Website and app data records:

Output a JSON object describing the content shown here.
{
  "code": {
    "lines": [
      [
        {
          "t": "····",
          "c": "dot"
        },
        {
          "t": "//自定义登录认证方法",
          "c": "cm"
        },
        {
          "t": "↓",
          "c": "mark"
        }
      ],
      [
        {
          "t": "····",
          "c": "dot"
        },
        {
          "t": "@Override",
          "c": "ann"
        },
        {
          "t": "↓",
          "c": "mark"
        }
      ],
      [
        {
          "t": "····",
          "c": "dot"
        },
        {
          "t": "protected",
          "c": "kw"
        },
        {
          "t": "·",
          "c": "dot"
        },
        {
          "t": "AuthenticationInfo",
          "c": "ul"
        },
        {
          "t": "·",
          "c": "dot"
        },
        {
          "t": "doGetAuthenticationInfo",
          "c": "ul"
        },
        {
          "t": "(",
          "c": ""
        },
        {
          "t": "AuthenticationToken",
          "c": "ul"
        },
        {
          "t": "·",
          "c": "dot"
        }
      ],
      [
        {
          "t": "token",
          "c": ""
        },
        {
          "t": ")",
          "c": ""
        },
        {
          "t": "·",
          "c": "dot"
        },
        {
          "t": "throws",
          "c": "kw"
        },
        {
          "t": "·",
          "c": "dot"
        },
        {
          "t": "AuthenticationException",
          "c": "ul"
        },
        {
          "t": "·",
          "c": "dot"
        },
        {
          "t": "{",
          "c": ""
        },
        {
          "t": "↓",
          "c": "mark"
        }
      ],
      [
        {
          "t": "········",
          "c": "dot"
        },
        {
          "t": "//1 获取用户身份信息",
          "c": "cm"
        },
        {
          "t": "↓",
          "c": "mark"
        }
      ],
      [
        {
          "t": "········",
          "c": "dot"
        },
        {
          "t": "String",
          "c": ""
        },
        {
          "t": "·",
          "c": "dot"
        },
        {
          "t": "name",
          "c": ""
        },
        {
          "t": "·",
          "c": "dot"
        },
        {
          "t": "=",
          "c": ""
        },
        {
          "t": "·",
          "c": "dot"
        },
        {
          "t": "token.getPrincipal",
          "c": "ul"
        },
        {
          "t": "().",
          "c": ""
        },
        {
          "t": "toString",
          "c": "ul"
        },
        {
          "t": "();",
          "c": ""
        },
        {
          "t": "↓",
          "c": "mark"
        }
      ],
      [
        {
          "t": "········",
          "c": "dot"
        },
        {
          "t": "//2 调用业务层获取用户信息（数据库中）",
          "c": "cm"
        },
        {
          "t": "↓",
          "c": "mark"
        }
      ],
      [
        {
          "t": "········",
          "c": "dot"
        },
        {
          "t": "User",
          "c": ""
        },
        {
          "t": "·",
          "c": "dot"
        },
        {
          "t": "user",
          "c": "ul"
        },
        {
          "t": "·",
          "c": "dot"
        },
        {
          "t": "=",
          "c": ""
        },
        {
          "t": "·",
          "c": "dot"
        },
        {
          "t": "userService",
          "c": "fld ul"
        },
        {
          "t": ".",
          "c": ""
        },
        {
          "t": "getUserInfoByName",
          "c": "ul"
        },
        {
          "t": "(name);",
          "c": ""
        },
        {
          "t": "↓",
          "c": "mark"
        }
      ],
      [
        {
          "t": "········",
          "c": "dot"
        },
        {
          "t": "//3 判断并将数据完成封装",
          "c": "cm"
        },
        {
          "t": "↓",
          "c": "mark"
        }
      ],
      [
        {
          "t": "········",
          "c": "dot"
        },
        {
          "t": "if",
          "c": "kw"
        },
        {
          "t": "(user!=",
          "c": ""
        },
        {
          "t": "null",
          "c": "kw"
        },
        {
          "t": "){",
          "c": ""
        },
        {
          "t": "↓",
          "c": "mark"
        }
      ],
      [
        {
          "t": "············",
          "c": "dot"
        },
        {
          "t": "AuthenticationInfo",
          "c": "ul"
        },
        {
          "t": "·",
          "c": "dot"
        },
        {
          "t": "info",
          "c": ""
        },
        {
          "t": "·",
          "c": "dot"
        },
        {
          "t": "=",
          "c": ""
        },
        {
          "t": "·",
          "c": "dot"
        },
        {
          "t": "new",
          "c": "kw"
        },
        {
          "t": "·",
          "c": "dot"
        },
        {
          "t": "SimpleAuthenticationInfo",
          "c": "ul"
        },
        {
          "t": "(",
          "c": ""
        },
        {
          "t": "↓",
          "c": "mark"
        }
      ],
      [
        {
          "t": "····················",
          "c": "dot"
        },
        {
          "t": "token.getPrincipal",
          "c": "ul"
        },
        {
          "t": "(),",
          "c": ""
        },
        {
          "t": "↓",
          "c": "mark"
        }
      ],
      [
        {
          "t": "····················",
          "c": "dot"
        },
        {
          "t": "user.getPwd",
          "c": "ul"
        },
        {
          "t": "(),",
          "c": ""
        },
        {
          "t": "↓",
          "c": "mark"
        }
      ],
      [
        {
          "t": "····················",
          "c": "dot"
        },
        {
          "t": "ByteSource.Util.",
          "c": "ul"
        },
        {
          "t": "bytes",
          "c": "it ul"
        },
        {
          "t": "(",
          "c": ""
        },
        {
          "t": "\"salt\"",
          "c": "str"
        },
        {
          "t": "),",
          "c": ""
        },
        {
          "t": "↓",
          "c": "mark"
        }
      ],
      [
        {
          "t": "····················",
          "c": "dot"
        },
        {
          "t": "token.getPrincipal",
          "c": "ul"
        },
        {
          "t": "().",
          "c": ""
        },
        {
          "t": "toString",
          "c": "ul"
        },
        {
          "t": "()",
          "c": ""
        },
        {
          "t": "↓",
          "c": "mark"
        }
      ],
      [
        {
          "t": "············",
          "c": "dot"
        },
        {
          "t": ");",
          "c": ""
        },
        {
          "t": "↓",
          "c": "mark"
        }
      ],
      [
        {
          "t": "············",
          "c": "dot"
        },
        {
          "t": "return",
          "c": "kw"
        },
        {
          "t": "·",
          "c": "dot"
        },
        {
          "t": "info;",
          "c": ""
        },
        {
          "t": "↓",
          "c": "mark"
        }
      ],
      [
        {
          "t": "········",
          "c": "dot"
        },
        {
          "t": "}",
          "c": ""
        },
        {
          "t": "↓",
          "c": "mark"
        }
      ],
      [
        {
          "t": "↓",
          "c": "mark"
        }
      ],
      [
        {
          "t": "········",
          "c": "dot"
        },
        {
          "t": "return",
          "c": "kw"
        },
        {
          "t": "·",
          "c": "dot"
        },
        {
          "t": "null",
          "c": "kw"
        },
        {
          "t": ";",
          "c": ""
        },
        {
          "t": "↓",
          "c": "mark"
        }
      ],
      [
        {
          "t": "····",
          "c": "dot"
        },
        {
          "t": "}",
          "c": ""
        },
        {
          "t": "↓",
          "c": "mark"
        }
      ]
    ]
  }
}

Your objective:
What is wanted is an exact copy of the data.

Finished exercise:
Output a JSON object describing the content shown here.
{
  "code": {
    "lines": [
      [
        {
          "t": "····",
          "c": "dot"
        },
        {
          "t": "//自定义登录认证方法",
          "c": "cm"
        },
        {
          "t": "↓",
          "c": "mark"
        }
      ],
      [
        {
          "t": "····",
          "c": "dot"
        },
        {
          "t": "@Override",
          "c": "ann"
        },
        {
          "t": "↓",
          "c": "mark"
        }
      ],
      [
        {
          "t": "····",
          "c": "dot"
        },
        {
          "t": "protected",
          "c": "kw"
        },
        {
          "t": "·",
          "c": "dot"
        },
        {
          "t": "AuthenticationInfo",
          "c": "ul"
        },
        {
          "t": "·",
          "c": "dot"
        },
        {
          "t": "doGetAuthenticationInfo",
          "c": "ul"
        },
        {
          "t": "(",
          "c": ""
        },
        {
          "t": "AuthenticationToken",
          "c": "ul"
        },
        {
          "t": "·",
          "c": "dot"
        }
      ],
      [
        {
          "t": "token",
          "c": ""
        },
        {
          "t": ")",
          "c": ""
        },
        {
          "t": "·",
          "c": "dot"
        },
        {
          "t": "throws",
          "c": "kw"
        },
        {
          "t": "·",
          "c": "dot"
        },
        {
          "t": "AuthenticationException",
          "c": "ul"
        },
        {
          "t": "·",
          "c": "dot"
        },
        {
          "t": "{",
          "c": ""
        },
        {
          "t": "↓",
          "c": "mark"
        }
      ],
      [
        {
          "t": "········",
          "c": "dot"
        },
        {
          "t": "//1 获取用户身份信息",
          "c": "cm"
        },
        {
          "t": "↓",
          "c": "mark"
        }
      ],
      [
        {
          "t": "········",
          "c": "dot"
        },
        {
          "t": "String",
          "c": ""
        },
        {
          "t": "·",
          "c": "dot"
        },
        {
          "t": "name",
          "c": ""
        },
        {
          "t": "·",
          "c": "dot"
        },
        {
          "t": "=",
          "c": ""
        },
        {
          "t": "·",
          "c": "dot"
        },
        {
          "t": "token.getPrincipal",
          "c": "ul"
        },
        {
          "t": "().",
          "c": ""
        },
        {
          "t": "toString",
          "c": "ul"
        },
        {
          "t": "();",
          "c": ""
        },
        {
          "t": "↓",
          "c": "mark"
        }
      ],
      [
        {
          "t": "········",
          "c": "dot"
        },
        {
          "t": "//2 调用业务层获取用户信息（数据库中）",
          "c": "cm"
        },
        {
          "t": "↓",
          "c": "mark"
        }
      ],
      [
        {
          "t": "········",
          "c": "dot"
        },
        {
          "t": "User",
          "c": ""
        },
        {
          "t": "·",
          "c": "dot"
        },
        {
          "t": "user",
          "c": "ul"
        },
        {
          "t": "·",
          "c": "dot"
        },
        {
          "t": "=",
          "c": ""
        },
        {
          "t": "·",
          "c": "dot"
        },
        {
          "t": "userService",
          "c": "fld ul"
        },
        {
          "t": ".",
          "c": ""
        },
        {
          "t": "getUserInfoByName",
          "c": "ul"
        },
        {
          "t": "(name);",
          "c": ""
        },
        {
          "t": "↓",
          "c": "mark"
        }
      ],
      [
        {
          "t": "········",
          "c": "dot"
        },
        {
          "t": "//3 判断并将数据完成封装",
          "c": "cm"
        },
        {
          "t": "↓",
          "c": "mark"
        }
      ],
      [
        {
          "t": "········",
          "c": "dot"
        },
        {
          "t": "if",
          "c": "kw"
        },
        {
          "t": "(user!=",
          "c": ""
        },
        {
          "t": "null",
          "c": "kw"
        },
        {
          "t": "){",
          "c": ""
        },
        {
          "t": "↓",
          "c": "mark"
        }
      ],
      [
        {
          "t": "············",
          "c": "dot"
        },
        {
          "t": "AuthenticationInfo",
          "c": "ul"
        },
        {
          "t": "·",
          "c": "dot"
        },
        {
          "t": "info",
          "c": ""
        },
        {
          "t": "·",
          "c": "dot"
        },
        {
          "t": "=",
          "c": ""
        },
        {
          "t": "·",
          "c": "dot"
        },
        {
          "t": "new",
          "c": "kw"
        },
        {
          "t": "·",
          "c": "dot"
        },
        {
          "t": "SimpleAuthenticationInfo",
          "c": "ul"
        },
        {
          "t": "(",
          "c": ""
        },
        {
          "t": "↓",
          "c": "mark"
        }
      ],
      [
        {
          "t": "····················",
          "c": "dot"
        },
        {
          "t": "token.getPrincipal",
          "c": "ul"
        },
        {
          "t": "(),",
          "c": ""
        },
        {
          "t": "↓",
          "c": "mark"
        }
      ],
      [
        {
          "t": "····················",
          "c": "dot"
        },
        {
          "t": "user.getPwd",
          "c": "ul"
        },
        {
          "t": "(),",
          "c": ""
        },
        {
          "t": "↓",
          "c": "mark"
        }
      ],
      [
        {
          "t": "····················",
          "c": "dot"
        },
        {
          "t": "ByteSource.Util.",
          "c": "ul"
        },
        {
          "t": "bytes",
          "c": "it ul"
        },
        {
          "t": "(",
          "c": ""
        },
        {
          "t": "\"salt\"",
          "c": "str"
        },
        {
          "t": "),",
          "c": ""
        },
        {
          "t": "↓",
          "c": "mark"
        }
      ],
      [
        {
          "t": "····················",
          "c": "dot"
        },
        {
          "t": "token.getPrincipal",
          "c": "ul"
        },
        {
          "t": "().",
          "c": ""
        },
        {
          "t": "toString",
          "c": "ul"
        },
        {
          "t": "()",
          "c": ""
        },
        {
          "t": "↓",
          "c": "mark"
        }
      ],
      [
        {
          "t": "············",
          "c": "dot"
        },
        {
          "t": ");",
          "c": ""
        },
        {
          "t": "↓",
          "c": "mark"
        }
      ],
      [
        {
          "t": "············",
          "c": "dot"
        },
        {
          "t": "return",
          "c": "kw"
        },
        {
          "t": "·",
          "c": "dot"
        },
        {
          "t": "info;",
          "c": ""
        },
        {
          "t": "↓",
          "c": "mark"
        }
      ],
      [
        {
          "t": "········",
          "c": "dot"
        },
        {
          "t": "}",
          "c": ""
        },
        {
          "t": "↓",
          "c": "mark"
        }
      ],
      [
        {
          "t": "↓",
          "c": "mark"
        }
      ],
      [
        {
          "t": "········",
          "c": "dot"
        },
        {
          "t": "return",
          "c": "kw"
        },
        {
          "t": "·",
          "c": "dot"
        },
        {
          "t": "null",
          "c": "kw"
        },
        {
          "t": ";",
          "c": ""
        },
        {
          "t": "↓",
          "c": "mark"
        }
      ],
      [
        {
          "t": "····",
          "c": "dot"
        },
        {
          "t": "}",
          "c": ""
        },
        {
          "t": "↓",
          "c": "mark"
        }
      ]
    ]
  }
}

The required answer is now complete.